--- Work instruction ---
The entries shown below are to be printed in full, unaltered.

Data records for software interfaces:
_ _ _ _
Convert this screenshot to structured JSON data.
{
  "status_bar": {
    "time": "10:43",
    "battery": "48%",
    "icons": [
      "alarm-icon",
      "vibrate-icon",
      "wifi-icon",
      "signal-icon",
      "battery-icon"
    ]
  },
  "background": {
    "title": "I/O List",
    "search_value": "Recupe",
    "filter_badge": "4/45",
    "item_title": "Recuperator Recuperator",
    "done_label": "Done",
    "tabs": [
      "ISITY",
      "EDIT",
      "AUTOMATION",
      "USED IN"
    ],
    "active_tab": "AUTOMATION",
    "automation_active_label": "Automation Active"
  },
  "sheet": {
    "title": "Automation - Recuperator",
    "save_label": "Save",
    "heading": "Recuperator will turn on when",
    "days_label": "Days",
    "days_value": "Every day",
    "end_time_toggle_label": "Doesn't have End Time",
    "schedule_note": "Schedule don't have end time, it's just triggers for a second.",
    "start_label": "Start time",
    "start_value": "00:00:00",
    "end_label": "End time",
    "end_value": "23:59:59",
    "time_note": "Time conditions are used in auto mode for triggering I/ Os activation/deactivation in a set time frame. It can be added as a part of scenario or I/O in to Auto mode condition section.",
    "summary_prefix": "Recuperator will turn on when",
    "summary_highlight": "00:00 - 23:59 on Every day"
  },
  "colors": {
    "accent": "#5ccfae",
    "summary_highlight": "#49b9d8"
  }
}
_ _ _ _
--- Answer to this problem ---
Convert this screenshot to structured JSON data.
{
  "status_bar": {
    "time": "10:43",
    "battery": "48%",
    "icons": [
      "alarm-icon",
      "vibrate-icon",
      "wifi-icon",
      "signal-icon",
      "battery-icon"
    ]
  },
  "background": {
    "title": "I/O List",
    "search_value": "Recupe",
    "filter_badge": "4/45",
    "item_title": "Recuperator Recuperator",
    "done_label": "Done",
    "tabs": [
      "ISITY",
      "EDIT",
      "AUTOMATION",
      "USED IN"
    ],
    "active_tab": "AUTOMATION",
    "automation_active_label": "Automation Active"
  },
  "sheet": {
    "title": "Automation - Recuperator",
    "save_label": "Save",
    "heading": "Recuperator will turn on when",
    "days_label": "Days",
    "days_value": "Every day",
    "end_time_toggle_label": "Doesn't have End Time",
    "schedule_note": "Schedule don't have end time, it's just triggers for a second.",
    "start_label": "Start time",
    "start_value": "00:00:00",
    "end_label": "End time",
    "end_value": "23:59:59",
    "time_note": "Time conditions are used in auto mode for triggering I/ Os activation/deactivation in a set time frame. It can be added as a part of scenario or I/O in to Auto mode condition section.",
    "summary_prefix": "Recuperator will turn on when",
    "summary_highlight": "00:00 - 23:59 on Every day"
  },
  "colors": {
    "accent": "#5ccfae",
    "summary_highlight": "#49b9d8"
  }
}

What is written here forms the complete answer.